For the word "this", return each line of the data in which it occurs.

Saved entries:
===

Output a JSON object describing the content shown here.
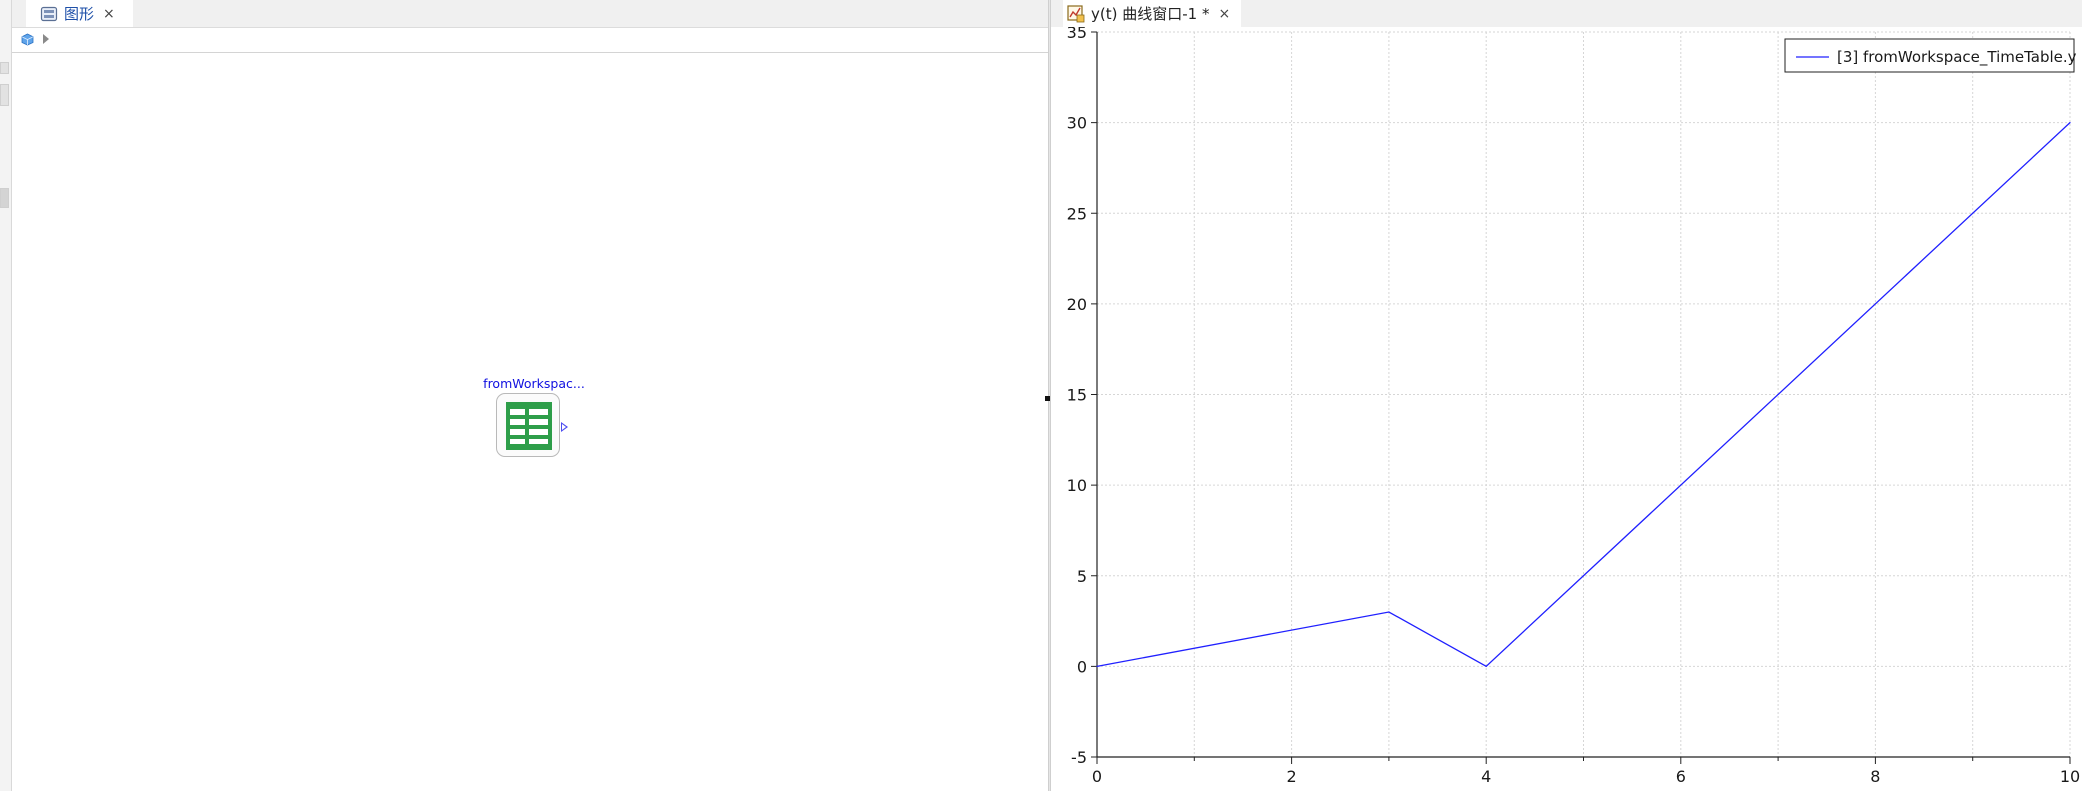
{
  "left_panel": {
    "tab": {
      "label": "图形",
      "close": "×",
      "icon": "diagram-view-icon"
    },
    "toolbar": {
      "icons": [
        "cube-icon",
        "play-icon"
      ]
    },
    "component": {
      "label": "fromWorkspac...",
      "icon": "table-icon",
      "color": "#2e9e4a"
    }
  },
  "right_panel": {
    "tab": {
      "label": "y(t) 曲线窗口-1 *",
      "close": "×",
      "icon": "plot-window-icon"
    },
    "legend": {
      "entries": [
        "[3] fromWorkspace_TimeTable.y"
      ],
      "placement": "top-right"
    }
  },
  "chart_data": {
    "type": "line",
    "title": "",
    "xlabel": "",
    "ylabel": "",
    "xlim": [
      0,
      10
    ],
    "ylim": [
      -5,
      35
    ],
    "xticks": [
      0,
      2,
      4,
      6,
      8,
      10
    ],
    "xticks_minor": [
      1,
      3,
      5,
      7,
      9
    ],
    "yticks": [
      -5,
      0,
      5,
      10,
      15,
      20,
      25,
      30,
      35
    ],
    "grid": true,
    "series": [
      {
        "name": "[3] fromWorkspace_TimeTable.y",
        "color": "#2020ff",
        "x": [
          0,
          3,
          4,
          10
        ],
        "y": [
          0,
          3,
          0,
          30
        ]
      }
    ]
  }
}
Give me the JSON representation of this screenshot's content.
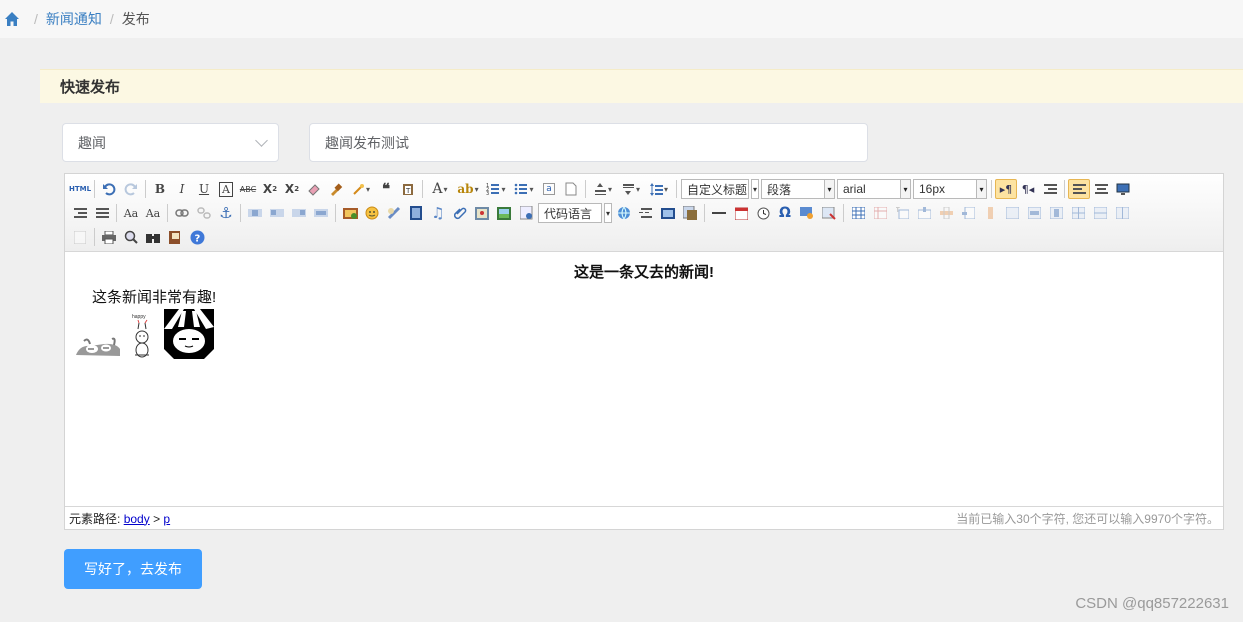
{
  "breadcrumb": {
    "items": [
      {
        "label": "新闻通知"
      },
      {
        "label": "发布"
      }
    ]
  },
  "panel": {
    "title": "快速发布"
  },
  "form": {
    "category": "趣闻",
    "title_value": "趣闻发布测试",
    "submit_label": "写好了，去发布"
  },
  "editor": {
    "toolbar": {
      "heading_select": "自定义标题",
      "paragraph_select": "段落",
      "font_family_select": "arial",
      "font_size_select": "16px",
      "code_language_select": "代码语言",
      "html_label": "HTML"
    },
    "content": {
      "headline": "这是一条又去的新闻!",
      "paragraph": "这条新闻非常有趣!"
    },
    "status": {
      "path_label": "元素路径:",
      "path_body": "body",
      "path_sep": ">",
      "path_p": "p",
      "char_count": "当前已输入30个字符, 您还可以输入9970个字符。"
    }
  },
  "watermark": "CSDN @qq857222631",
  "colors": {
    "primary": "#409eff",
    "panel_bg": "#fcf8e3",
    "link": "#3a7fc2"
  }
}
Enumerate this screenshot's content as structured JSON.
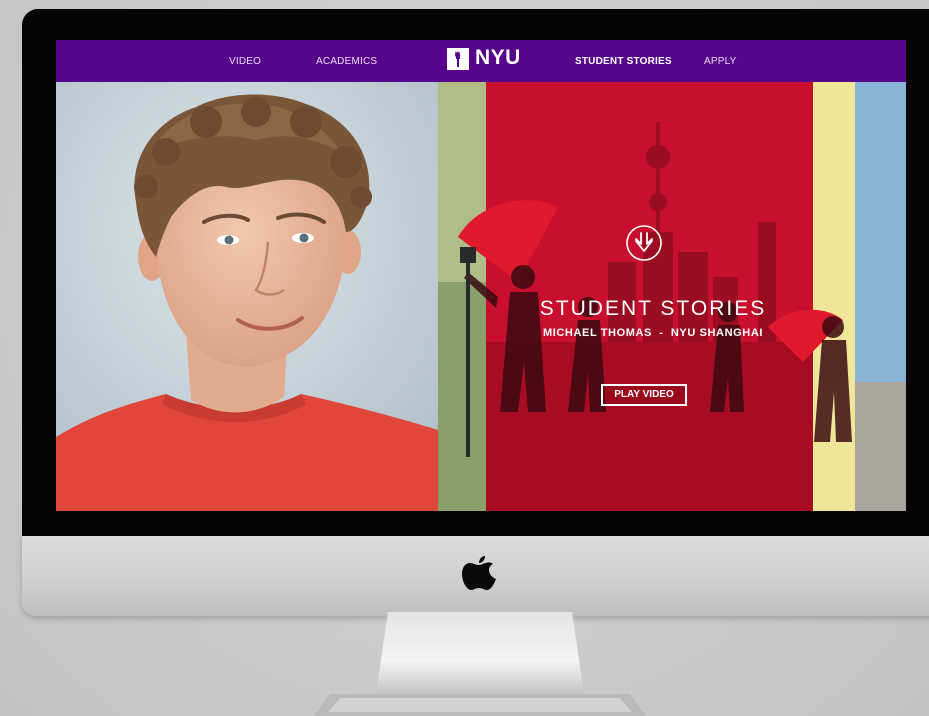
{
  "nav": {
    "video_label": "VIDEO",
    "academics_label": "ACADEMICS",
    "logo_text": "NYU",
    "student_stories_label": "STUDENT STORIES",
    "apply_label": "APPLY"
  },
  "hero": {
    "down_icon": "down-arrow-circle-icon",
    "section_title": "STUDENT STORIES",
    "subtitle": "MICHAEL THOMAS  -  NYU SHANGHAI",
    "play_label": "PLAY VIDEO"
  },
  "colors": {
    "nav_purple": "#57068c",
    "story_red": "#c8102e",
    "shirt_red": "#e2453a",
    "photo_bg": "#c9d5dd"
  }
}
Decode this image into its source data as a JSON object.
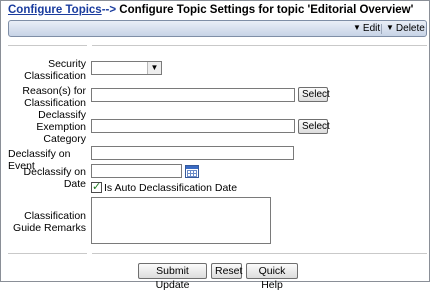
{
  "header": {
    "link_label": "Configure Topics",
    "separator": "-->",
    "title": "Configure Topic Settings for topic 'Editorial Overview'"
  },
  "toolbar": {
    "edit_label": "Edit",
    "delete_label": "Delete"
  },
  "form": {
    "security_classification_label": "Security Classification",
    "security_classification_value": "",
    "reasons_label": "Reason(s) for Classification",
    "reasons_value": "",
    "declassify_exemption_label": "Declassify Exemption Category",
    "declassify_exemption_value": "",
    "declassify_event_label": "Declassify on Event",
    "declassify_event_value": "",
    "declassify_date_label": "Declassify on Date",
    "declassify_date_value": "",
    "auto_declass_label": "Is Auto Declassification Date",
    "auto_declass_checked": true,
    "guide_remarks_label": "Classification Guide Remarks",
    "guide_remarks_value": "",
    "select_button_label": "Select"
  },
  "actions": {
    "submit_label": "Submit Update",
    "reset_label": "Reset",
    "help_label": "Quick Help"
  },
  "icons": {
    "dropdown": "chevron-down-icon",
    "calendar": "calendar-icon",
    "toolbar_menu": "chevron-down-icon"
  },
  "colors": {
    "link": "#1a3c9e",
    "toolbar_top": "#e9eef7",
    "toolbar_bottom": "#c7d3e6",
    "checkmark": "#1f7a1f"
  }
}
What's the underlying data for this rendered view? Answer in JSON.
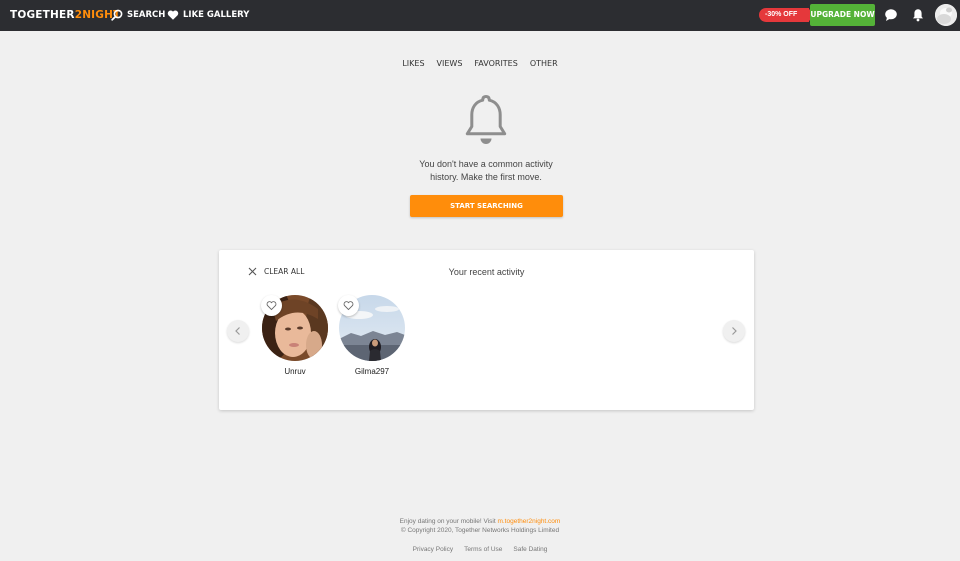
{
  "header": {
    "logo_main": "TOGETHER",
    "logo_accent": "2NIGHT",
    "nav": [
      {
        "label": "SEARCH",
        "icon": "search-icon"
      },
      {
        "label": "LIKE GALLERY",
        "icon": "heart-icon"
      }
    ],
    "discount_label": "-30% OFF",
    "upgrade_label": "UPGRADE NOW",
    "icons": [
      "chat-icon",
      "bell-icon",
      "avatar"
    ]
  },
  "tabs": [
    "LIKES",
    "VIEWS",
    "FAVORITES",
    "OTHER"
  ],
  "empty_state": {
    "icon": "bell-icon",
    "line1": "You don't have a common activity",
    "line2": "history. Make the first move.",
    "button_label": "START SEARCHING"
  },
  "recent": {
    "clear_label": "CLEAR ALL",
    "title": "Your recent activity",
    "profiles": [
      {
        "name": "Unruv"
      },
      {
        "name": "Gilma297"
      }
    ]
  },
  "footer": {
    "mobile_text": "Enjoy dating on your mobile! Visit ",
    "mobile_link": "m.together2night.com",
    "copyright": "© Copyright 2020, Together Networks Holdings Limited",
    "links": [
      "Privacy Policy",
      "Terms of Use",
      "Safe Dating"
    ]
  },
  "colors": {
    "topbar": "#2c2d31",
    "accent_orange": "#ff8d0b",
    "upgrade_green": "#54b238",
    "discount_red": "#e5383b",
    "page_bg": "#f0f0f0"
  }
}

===

__Response area__:
Give me the JSON representation of this screenshot's content.
Enumerate this screenshot's content as structured JSON.
Decode this image into its source data as a JSON object.
What's the underlying data for this rendered view? Answer in JSON.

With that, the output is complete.